While Pennsylvania's marijuana pardon project initially promised a chance of redemption for thousands convicted of minor possession charges, the endeavor has been largely unsuccessful in clearing applicants from their records.
Of 3,500 clemency applications submitted over one month, officials have only tentatively considered 231 - leaving many individuals still awaiting answers to potentially life-altering questions about their future.
In October, Gov. Tom Wolf (D) created a new chance for citizens to seek freedom from the burden of minor cannabis possession convictions on their records through his statewide pardon initiative - offering those previously convicted an opportunity at redemption and second chances in life.
Thousands of people in Pennsylvania who applied to have their criminal records expunged did not receive the pardons they expected, according to PennLive. The Administration and Board Of Pardons (BOP) drew many hopeful applicants but ultimately disappointed them with what seemed like a system gone astray.
In late October, the board faced an unexpected surge of 3,500 applications which prompted them to pause and seek assistance from partnering state agencies. This was in order to verify and review that everyone had a fair chance at consideration for their program - after finding out several applications had typos or incorrect information that was being denied.
Despite increased optimism for a greater number of successful pardon applications, 231 individuals have been identified by the review process as the only ones eligible to receive commutations later this month. The fate of these applicants rests in the hands of Pennsylvania's Board for a final review.
Although the reasons for so many being denied remain largely unknown, speculation suggests that technical issues with submissions and criminal records omitted from the application may be to blame for why a majority of applicants were denied. Could this uncover even deeper problems in the state’s cannabis pardon process?
During the 5th annual Cannabis Opportunities Conference in Pennsylvania, John Fetterman and U.S. Senator Cory Booker each spoke passionately about cannabis reform by stressing the necessity of a pardon program to help people receive second chances from weed convictions before proper legalization is established at a state level.
The Pennsylvania pardon project launched in anticipation of President Biden's unprecedented proclamation that pardoned federal marijuana possession offenses.

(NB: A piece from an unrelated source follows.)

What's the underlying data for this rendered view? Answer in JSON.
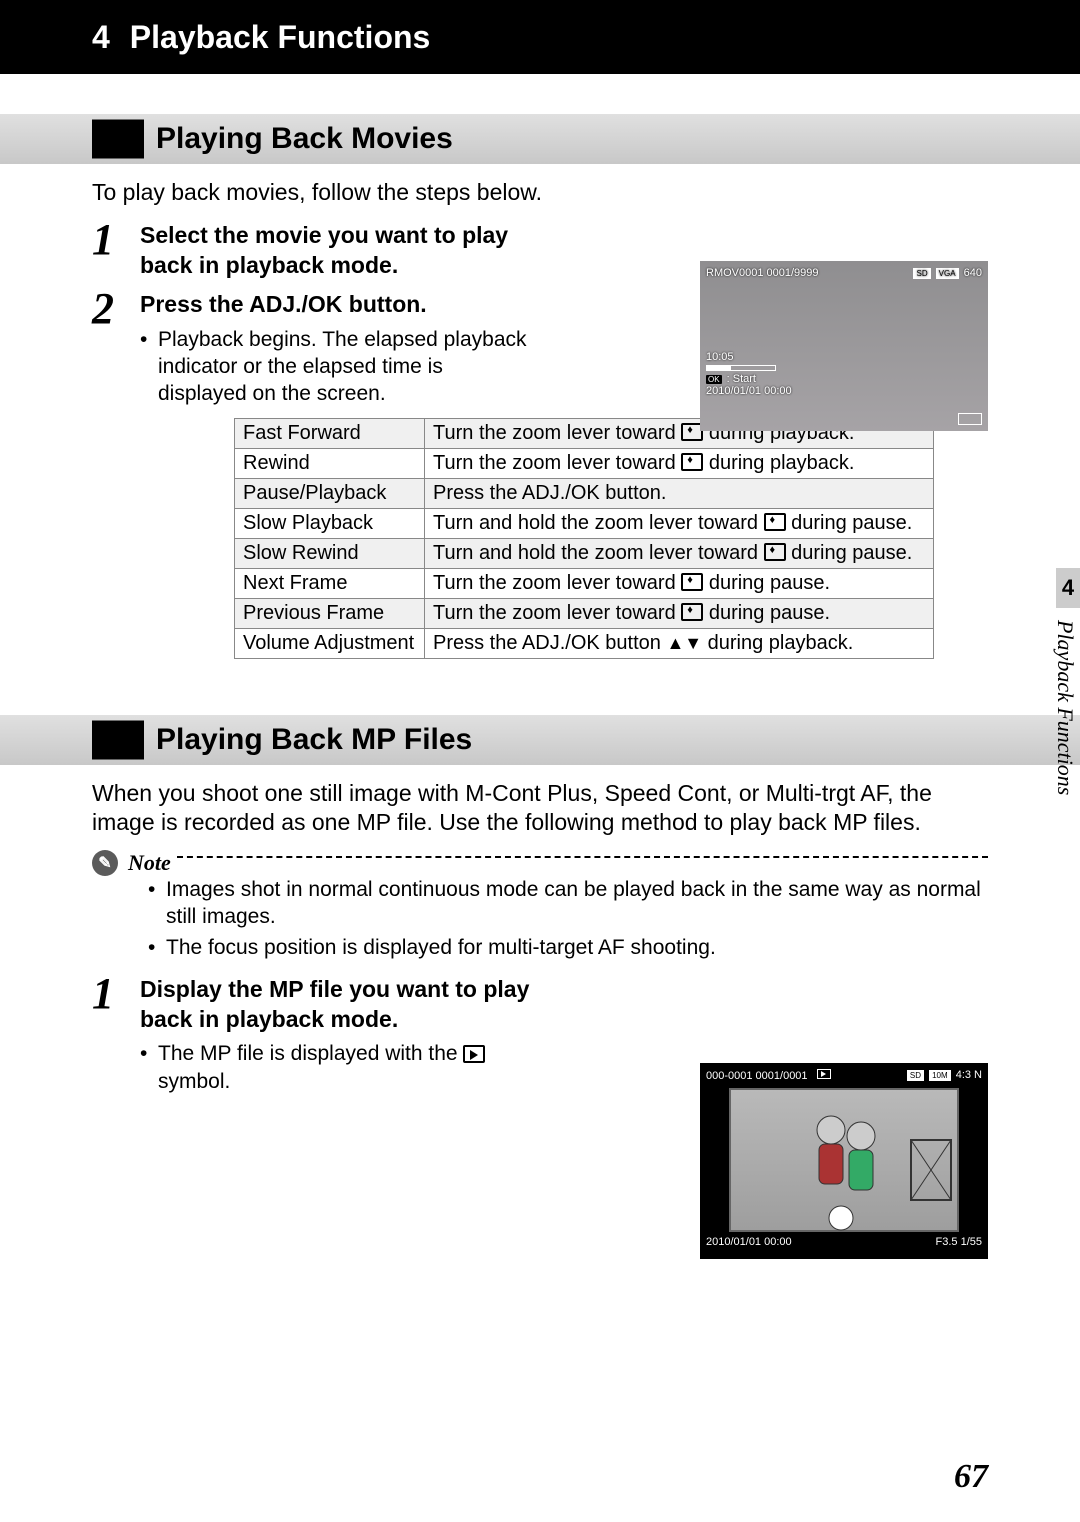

This groundbreaking measure provides a major step forward for those who have been unfairly impacted by outdated laws.
Former President Joe Biden recently praised Oregon's governor for their remarkable action to pardon 45,000 people in the state. That vast number stands starkly against Pennsylvania’s paltry 200 applicants that are expecting pardons.